Try cautiously or indirectly to ascertain someone's viewpoint or the nature of something. For example, We'd better feel out the author before we commit him to a publicity tour. This term alludes to physical groping. [Late 1800s] Also see take the pulse of.
make your presence felt
If someone or something makes their presence felt, they do something that makes you notice them or pay attention to them. I was here, there and everywhere all day, making my presence felt. First of all, establish what areas of your body are making their presence felt.
feel the draughtexperience an adverse change in your financial circumstances. informal
1992 Daily Express Redland…felt the draught of George Wimpey's interim profits slide.
make your presence felthave a strong and obvious effect on others or on a situation.
2004 Casino City Times Women are really now making their presence felt on the Internet.

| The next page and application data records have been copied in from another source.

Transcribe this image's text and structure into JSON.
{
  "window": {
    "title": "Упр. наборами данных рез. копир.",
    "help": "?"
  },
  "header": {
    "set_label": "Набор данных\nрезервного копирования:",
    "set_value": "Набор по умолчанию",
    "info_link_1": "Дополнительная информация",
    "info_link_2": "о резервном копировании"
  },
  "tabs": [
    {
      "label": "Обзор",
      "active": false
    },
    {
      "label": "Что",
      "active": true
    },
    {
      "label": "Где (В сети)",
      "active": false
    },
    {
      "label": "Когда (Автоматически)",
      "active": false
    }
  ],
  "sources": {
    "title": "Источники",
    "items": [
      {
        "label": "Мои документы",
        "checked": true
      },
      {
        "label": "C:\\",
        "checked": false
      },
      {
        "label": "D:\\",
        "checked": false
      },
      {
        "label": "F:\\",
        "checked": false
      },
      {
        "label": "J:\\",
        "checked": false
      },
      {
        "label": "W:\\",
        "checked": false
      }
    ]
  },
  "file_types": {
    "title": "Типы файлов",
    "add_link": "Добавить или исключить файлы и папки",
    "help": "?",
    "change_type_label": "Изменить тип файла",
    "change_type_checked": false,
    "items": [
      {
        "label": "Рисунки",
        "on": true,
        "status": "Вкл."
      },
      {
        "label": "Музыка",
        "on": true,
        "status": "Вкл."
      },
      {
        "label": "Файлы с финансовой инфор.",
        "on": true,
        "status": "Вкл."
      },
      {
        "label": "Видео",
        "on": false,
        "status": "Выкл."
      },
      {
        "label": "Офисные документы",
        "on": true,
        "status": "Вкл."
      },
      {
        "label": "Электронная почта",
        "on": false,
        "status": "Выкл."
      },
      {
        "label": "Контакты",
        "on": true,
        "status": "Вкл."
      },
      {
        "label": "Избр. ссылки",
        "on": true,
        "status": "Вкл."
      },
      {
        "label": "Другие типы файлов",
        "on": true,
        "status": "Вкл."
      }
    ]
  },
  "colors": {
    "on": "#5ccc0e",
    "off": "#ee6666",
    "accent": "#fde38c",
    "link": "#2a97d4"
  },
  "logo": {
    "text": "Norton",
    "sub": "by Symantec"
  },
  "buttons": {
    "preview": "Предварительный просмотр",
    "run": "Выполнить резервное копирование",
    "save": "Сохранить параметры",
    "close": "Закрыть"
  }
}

feel the ˈdraught(informal) suffer financially as a result of economic, social or political changes around you: Because of the world trade recession, a lot of third world countries are feeling the draught.
make your ˈpresence feltdo something which makes people notice your importance, strength, abilities, etc: In the first half of the game the Turkish team really made their presence felt. ♢ The demonstrators made their presence felt by shouting and waving banners.
1. To desire to do something: We all got bored and felt like leaving. I feel like ordering a cup of coffee.
2. To desire to have something: I feel like a cup of coffee.
1. To examine or investigate the opinion or nature of someone or something: We need to feel out the landlord about lowering the rent. My friends felt me out to see if I wanted to go to the carnival with them.
2. To find a path, especially through physical exploration of one's surroundings: We felt our way out of the dark room. They felt out a path to the edge of the underbrush.
To have an inclination or desire for: felt like going for a walk.
feel like (oneself)
To sense oneself as being in one's normal state of health or spirits: I just don't feel like myself today.